The Course

The course can be broadly divided into the following sections:

  • The molecular innate immune system: Structure and signalling mechanisms and outputs of pattern recognition receptors and MHC molecules. Antigen presentation to lymphocytes. The biology of cytokines and their receptors. The complement system.
  • Cells of the innate and adaptive immune system: The origin and function of T cells, B cells, natural killer cells, antigen-presenting cells. How these cells cooperate to mediate key immunological functions, such as antibody production and T cell activation. The cell biology of antigen presentation. Lymphoid architecture and lymphocyte recirculation. Lymphocyte activation and cell signalling.
  • Effector functions of the immune response: The molecules and cells involved in the recognition and killing of parasites, micro-organisms and virus-infected cells. The action of cytotoxic T cells and natural killer cells. How these effector functions can be used to make vaccines. Basic principles of transplantation biology and therapeutic approaches to control rejection.
  • Tolerance and autoimmune disease: The mechanism of tolerance induction; significance of central and peripheral tolerance. The key role of the thymus in T cell ontogeny and self-/nonself-discrimination. How tolerance breaks down to produce autoimmune disease. 
  • Tissue immunology: Mucosal immunity, neuroimmunology, immunity at the maternal/foetal interface. Cancer immunology and therapeutics.

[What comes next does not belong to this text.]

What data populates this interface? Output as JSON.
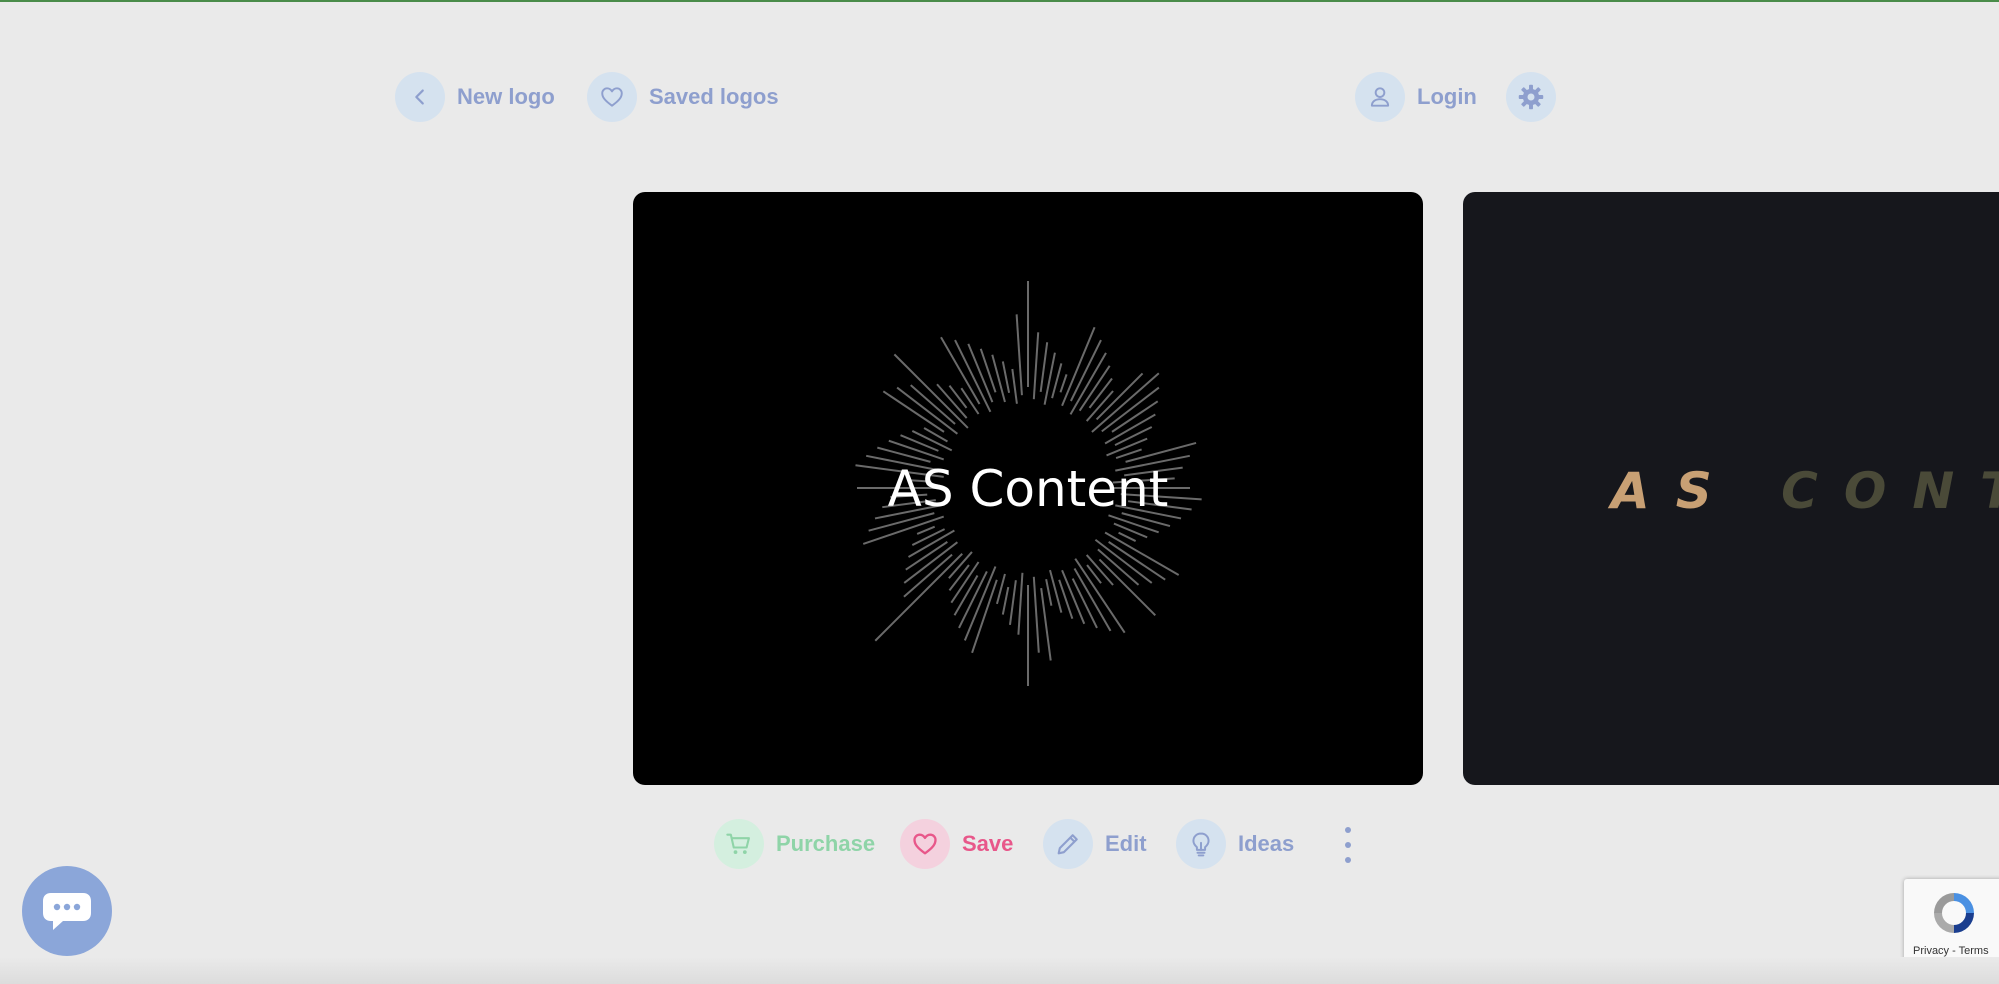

Research Projects

The projects are usually based on the research interests of the teaching staff.
In addition to the projects within the Immunology Division of the Department of Pathology, some research projects are offered by other departments, e.g. The Laboratory of Molecular Biology, the Department of Medicine, The Veterinary School and the Cambridge Institute for Medical Research. These may include topics on lymphocyte signalling, structural immunology, viral and bacterial immunity, rheumatoid arthritis and transplantation biology.

Examples of Previous Projects 2020-2021

•    Investigating the role of Stard4 in immune cell steroidogenesis: Implications for identifying a new target for cancer immunotherapy
•    Effect of temperature on epigenetic mechanisms of innate immunity in bronchial epithelial cells
•    Translation control during bacteria: macrophage interaction
•    'Unravelling the transcriptomic signature associated with the education of uterine natural killer cells
•    Measuring CD4+ T cell cytotoxicity towards tumour
•    Structural investigation of MAVS-dependent viral RNA sensing 
•    Identifying the functional importance of microenvironmental neural interactions with ILCs in mucosal tissues
•    Investigating the role of tethered exosomes in MHC-II and CD1d presentation by epithelial cells 
•    The role of the GDF15 expression in heart inflammation
•    Assessing the use of oncolytic viruses to trigger ovarian cancer cell death
•    Exploiting Tumour Evolution to Understand the Epigenetic and Transcriptional Adaptations of Cancer to Host Immunity
•    Identification of morphological changes in the placenta of mice infected with various pathogens
•    Characterisation of a putative Caspase Recruitment Domain-containing innate immune protein 
•    Identifying new interaction partners of TAPBPR